== Work task ==
The lines of the records that include "flyguille" should all be copied.

Start of Data to use

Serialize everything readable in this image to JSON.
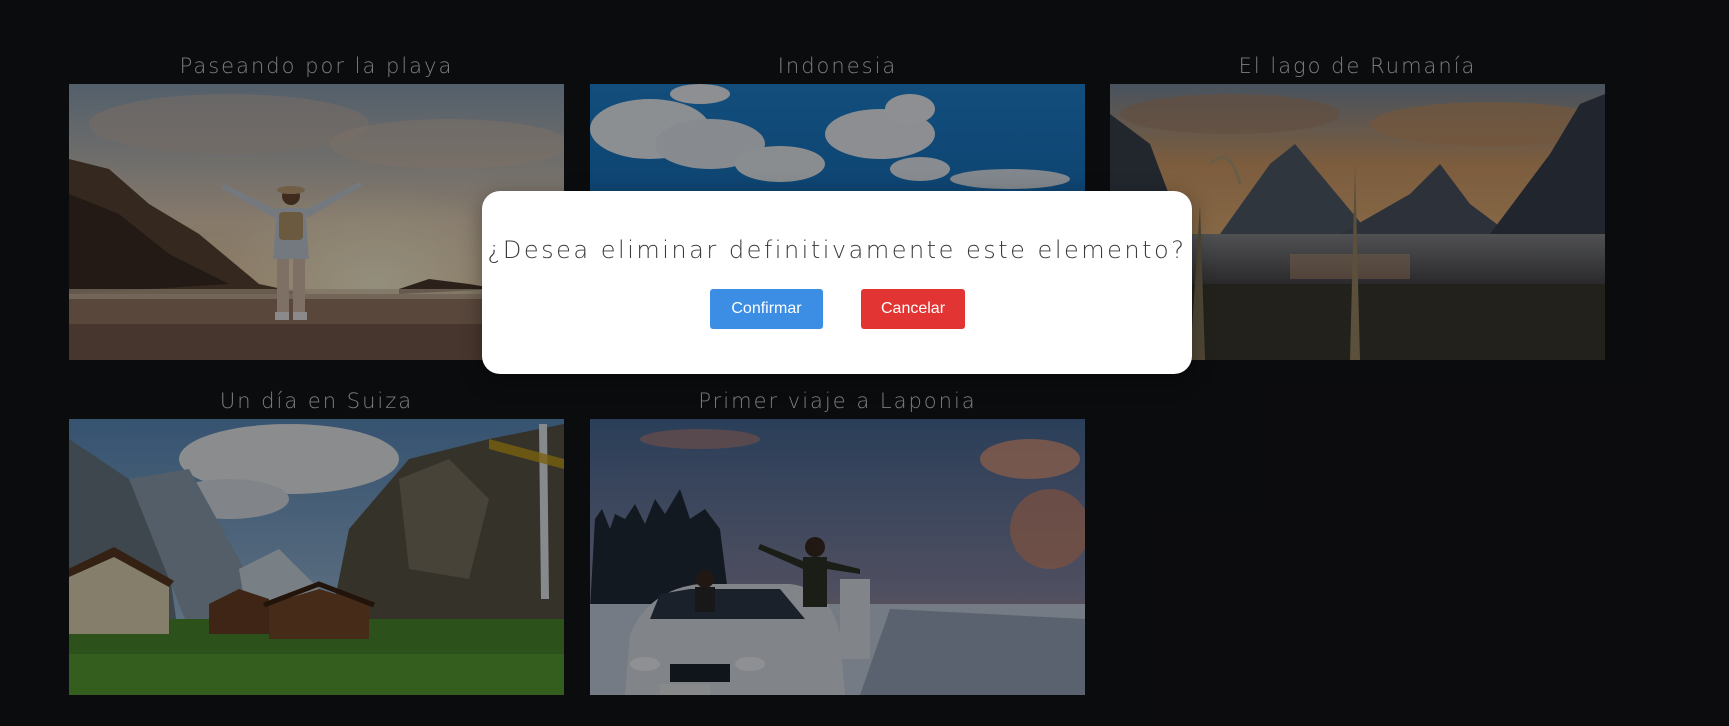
{
  "gallery": {
    "items": [
      {
        "title": "Paseando por la playa",
        "image": "beach-sunset-photo"
      },
      {
        "title": "Indonesia",
        "image": "indonesia-sky-photo"
      },
      {
        "title": "El lago de Rumanía",
        "image": "mountain-lake-photo"
      },
      {
        "title": "Un día en Suiza",
        "image": "swiss-valley-photo"
      },
      {
        "title": "Primer viaje a Laponia",
        "image": "lapland-snow-photo"
      }
    ]
  },
  "modal": {
    "message": "¿Desea eliminar definitivamente este elemento?",
    "confirm_label": "Confirmar",
    "cancel_label": "Cancelar"
  },
  "colors": {
    "background": "#141519",
    "confirm": "#3b8ee4",
    "cancel": "#e13433"
  }
}
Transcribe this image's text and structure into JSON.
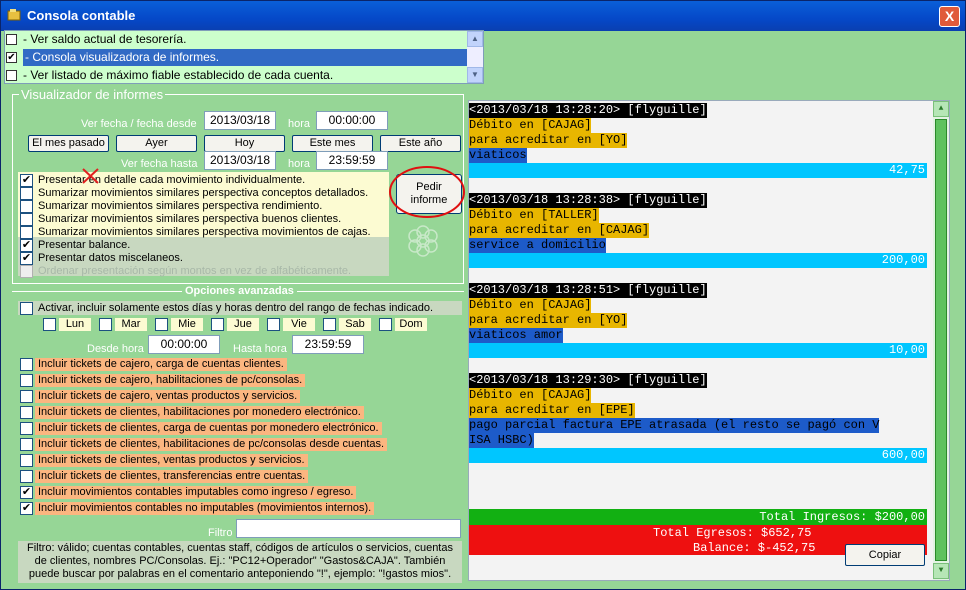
{
  "window": {
    "title": "Consola contable",
    "close_label": "X"
  },
  "list": [
    {
      "checked": false,
      "label": "- Ver saldo actual de tesorería.",
      "selected": false
    },
    {
      "checked": true,
      "label": "- Consola visualizadora de informes.",
      "selected": true
    },
    {
      "checked": false,
      "label": "- Ver listado de máximo fiable establecido de cada cuenta.",
      "selected": false
    }
  ],
  "viewer": {
    "group_label": "Visualizador de informes",
    "desde_label": "Ver fecha / fecha desde",
    "desde_date": "2013/03/18",
    "hora_label": "hora",
    "desde_time": "00:00:00",
    "hasta_label": "Ver fecha hasta",
    "hasta_date": "2013/03/18",
    "hasta_time": "23:59:59",
    "buttons": [
      "El mes pasado",
      "Ayer",
      "Hoy",
      "Este mes",
      "Este año"
    ],
    "pedir_label": "Pedir informe",
    "options": [
      {
        "checked": true,
        "label": "Presentar en detalle cada movimiento individualmente.",
        "disabled": false
      },
      {
        "checked": false,
        "label": "Sumarizar movimientos similares perspectiva conceptos detallados.",
        "disabled": false
      },
      {
        "checked": false,
        "label": "Sumarizar movimientos similares perspectiva rendimiento.",
        "disabled": false
      },
      {
        "checked": false,
        "label": "Sumarizar movimientos similares perspectiva buenos clientes.",
        "disabled": false
      },
      {
        "checked": false,
        "label": "Sumarizar movimientos similares perspectiva movimientos de cajas.",
        "disabled": false
      },
      {
        "checked": true,
        "label": "Presentar balance.",
        "disabled": false
      },
      {
        "checked": true,
        "label": "Presentar datos miscelaneos.",
        "disabled": false
      },
      {
        "checked": false,
        "label": "Ordenar presentación según montos en vez de alfabéticamente.",
        "disabled": true
      }
    ]
  },
  "advanced": {
    "title": "Opciones avanzadas",
    "activate_label": "Activar, incluir solamente estos días y horas dentro del rango de fechas indicado.",
    "days": [
      "Lun",
      "Mar",
      "Mie",
      "Jue",
      "Vie",
      "Sab",
      "Dom"
    ],
    "desde_hora_label": "Desde hora",
    "desde_hora": "00:00:00",
    "hasta_hora_label": "Hasta hora",
    "hasta_hora": "23:59:59",
    "includes": [
      {
        "checked": false,
        "label": "Incluir tickets de cajero, carga de cuentas clientes."
      },
      {
        "checked": false,
        "label": "Incluir tickets de cajero, habilitaciones de pc/consolas."
      },
      {
        "checked": false,
        "label": "Incluir tickets de cajero, ventas productos y servicios."
      },
      {
        "checked": false,
        "label": "Incluir tickets de clientes, habilitaciones por monedero electrónico."
      },
      {
        "checked": false,
        "label": "Incluir tickets de clientes, carga de cuentas por monedero electrónico."
      },
      {
        "checked": false,
        "label": "Incluir tickets de clientes, habilitaciones de pc/consolas desde cuentas."
      },
      {
        "checked": false,
        "label": "Incluir tickets de clientes, ventas productos y servicios."
      },
      {
        "checked": false,
        "label": "Incluir tickets de clientes, transferencias entre cuentas."
      },
      {
        "checked": true,
        "label": "Incluir movimientos contables imputables como ingreso / egreso."
      },
      {
        "checked": true,
        "label": "Incluir movimientos contables no imputables (movimientos internos)."
      }
    ],
    "filter_label": "Filtro",
    "filter_value": "",
    "filter_help": "Filtro: válido; cuentas contables, cuentas staff, códigos de artículos o servicios, cuentas de clientes, nombres PC/Consolas. Ej.: \"PC12+Operador\" \"Gastos&CAJA\". También puede buscar por palabras en el comentario anteponiendo \"!\", ejemplo: \"!gastos mios\"."
  },
  "report": {
    "entries": [
      {
        "header": "<2013/03/18 13:28:20> [flyguille]",
        "line1": "Débito en [CAJAG]",
        "line2": "para acreditar en [YO]",
        "comment": [
          "viaticos"
        ],
        "amount": "42,75"
      },
      {
        "header": "<2013/03/18 13:28:38> [flyguille]",
        "line1": "Débito en [TALLER]",
        "line2": "para acreditar en [CAJAG]",
        "comment": [
          "service a domicilio"
        ],
        "amount": "200,00"
      },
      {
        "header": "<2013/03/18 13:28:51> [flyguille]",
        "line1": "Débito en [CAJAG]",
        "line2": "para acreditar en [YO]",
        "comment": [
          "viaticos amor"
        ],
        "amount": "10,00"
      },
      {
        "header": "<2013/03/18 13:29:30> [flyguille]",
        "line1": "Débito en [CAJAG]",
        "line2": "para acreditar en [EPE]",
        "comment": [
          "pago parcial factura EPE atrasada (el resto se pagó con V",
          "ISA HSBC)"
        ],
        "amount": "600,00"
      }
    ],
    "total_ingresos": "Total Ingresos: $200,00",
    "total_egresos": "Total Egresos: $652,75",
    "balance": "Balance: $-452,75",
    "copiar_label": "Copiar"
  },
  "colors": {
    "window_bg": "#96d696",
    "report_gold": "#e8b600",
    "report_blue": "#1d5bc9",
    "report_cyan": "#00c6ff",
    "ingresos_green": "#12b012",
    "egresos_red": "#ee1010"
  }
}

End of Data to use

== Solution to this problem ==
        "header": "<2013/03/18 13:28:20> [flyguille]",
        "header": "<2013/03/18 13:28:38> [flyguille]",
        "header": "<2013/03/18 13:28:51> [flyguille]",
        "header": "<2013/03/18 13:29:30> [flyguille]",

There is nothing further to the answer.